Your goal: Leave out the pictures and print precisely the lines from the line with "Enumerate this screenshot's" to the final line of the entries, both ends included.

** Opening Data records block **

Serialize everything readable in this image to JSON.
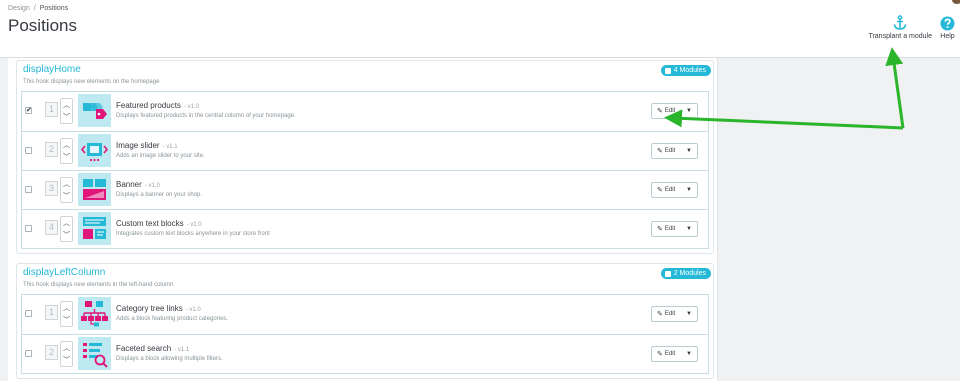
{
  "breadcrumb": {
    "root": "Design",
    "separator": "/",
    "current": "Positions"
  },
  "page_title": "Positions",
  "toolbar": {
    "transplant": {
      "label": "Transplant a module",
      "icon": "anchor-icon"
    },
    "help": {
      "label": "Help",
      "icon": "help-icon"
    }
  },
  "accent_color": "#25b9d7",
  "hooks": [
    {
      "name": "displayHome",
      "description": "This hook displays new elements on the homepage",
      "badge": "4 Modules",
      "modules": [
        {
          "position": "1",
          "checked": true,
          "name": "Featured products",
          "version": "- v1.0",
          "description": "Displays featured products in the central column of your homepage.",
          "edit_label": "Edit",
          "icon": "featured-products-icon"
        },
        {
          "position": "2",
          "checked": false,
          "name": "Image slider",
          "version": "- v1.1",
          "description": "Adds an image slider to your site.",
          "edit_label": "Edit",
          "icon": "image-slider-icon"
        },
        {
          "position": "3",
          "checked": false,
          "name": "Banner",
          "version": "- v1.0",
          "description": "Displays a banner on your shop.",
          "edit_label": "Edit",
          "icon": "banner-icon"
        },
        {
          "position": "4",
          "checked": false,
          "name": "Custom text blocks",
          "version": "- v1.0",
          "description": "Integrates custom text blocks anywhere in your store front",
          "edit_label": "Edit",
          "icon": "custom-text-icon"
        }
      ]
    },
    {
      "name": "displayLeftColumn",
      "description": "This hook displays new elements in the left-hand column",
      "badge": "2 Modules",
      "modules": [
        {
          "position": "1",
          "checked": false,
          "name": "Category tree links",
          "version": "- v1.0",
          "description": "Adds a block featuring product categories.",
          "edit_label": "Edit",
          "icon": "category-tree-icon"
        },
        {
          "position": "2",
          "checked": false,
          "name": "Faceted search",
          "version": "- v1.1",
          "description": "Displays a block allowing multiple filters.",
          "edit_label": "Edit",
          "icon": "faceted-search-icon"
        }
      ]
    }
  ]
}
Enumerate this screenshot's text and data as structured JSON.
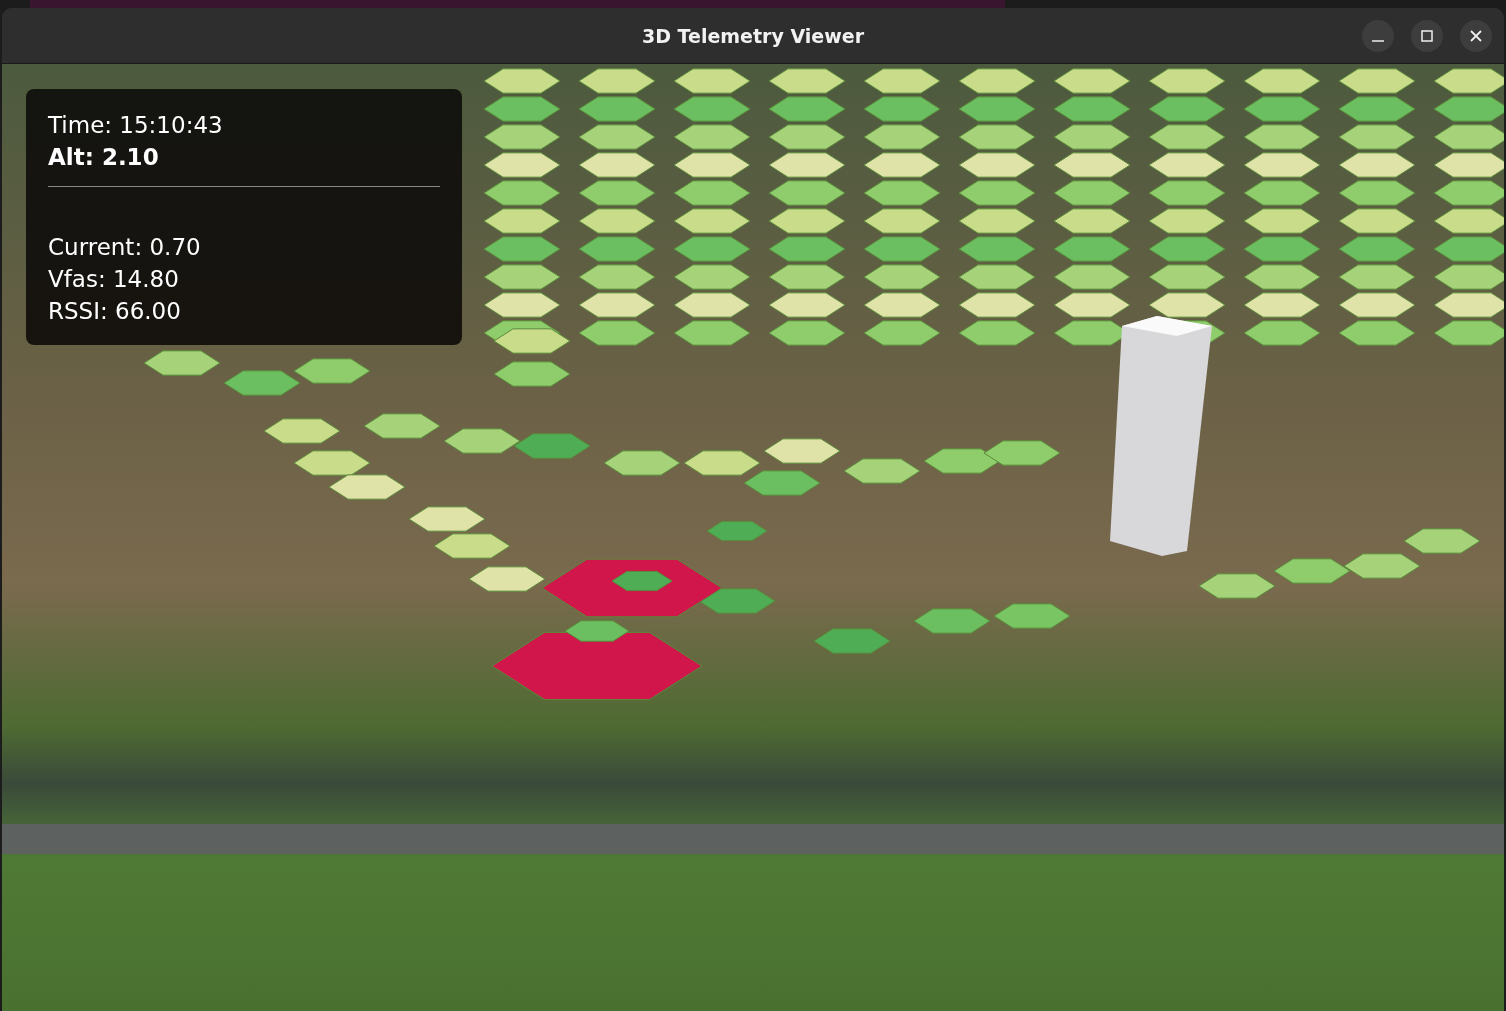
{
  "window": {
    "title": "3D Telemetry Viewer"
  },
  "overlay": {
    "time": "Time: 15:10:43",
    "altitude": "Alt: 2.10",
    "readings": [
      "Current: 0.70",
      "Vfas: 14.80",
      "RSSI: 66.00"
    ]
  }
}
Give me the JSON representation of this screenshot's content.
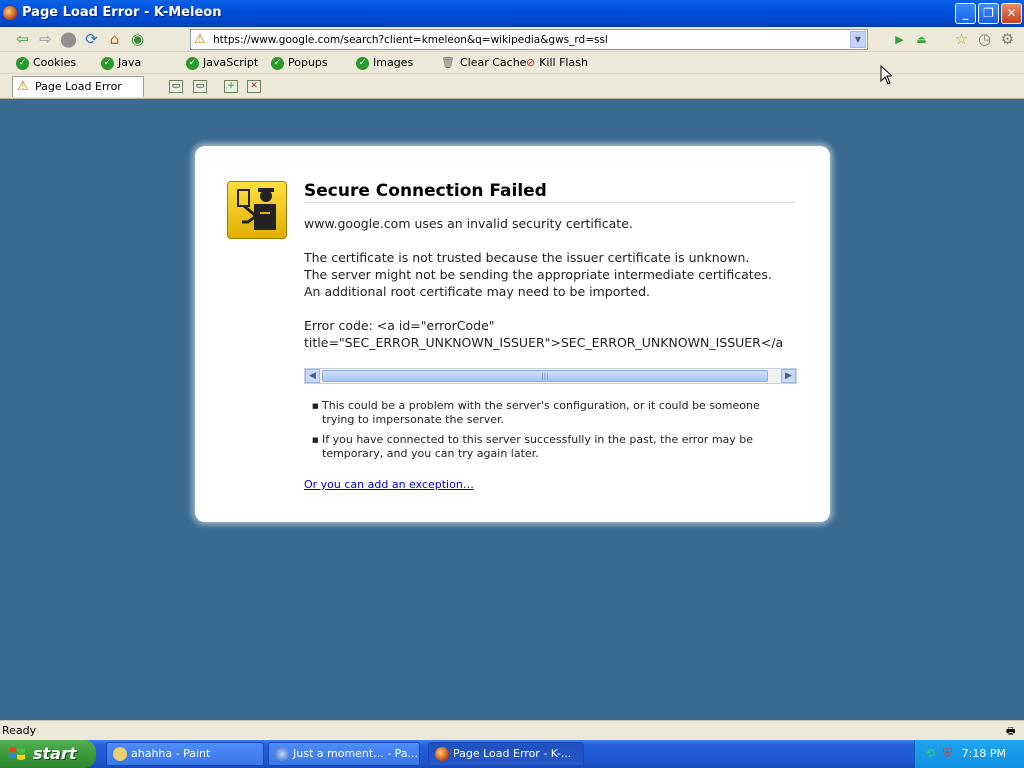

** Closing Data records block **

Exercise answer:
Enumerate this screenshot's text and data as structured JSON.
{
  "window": {
    "title": "3D Telemetry Viewer"
  },
  "overlay": {
    "time": "Time: 15:10:43",
    "altitude": "Alt: 2.10",
    "readings": [
      "Current: 0.70",
      "Vfas: 14.80",
      "RSSI: 66.00"
    ]
  }
}
Give me the JSON representation of this screenshot's content.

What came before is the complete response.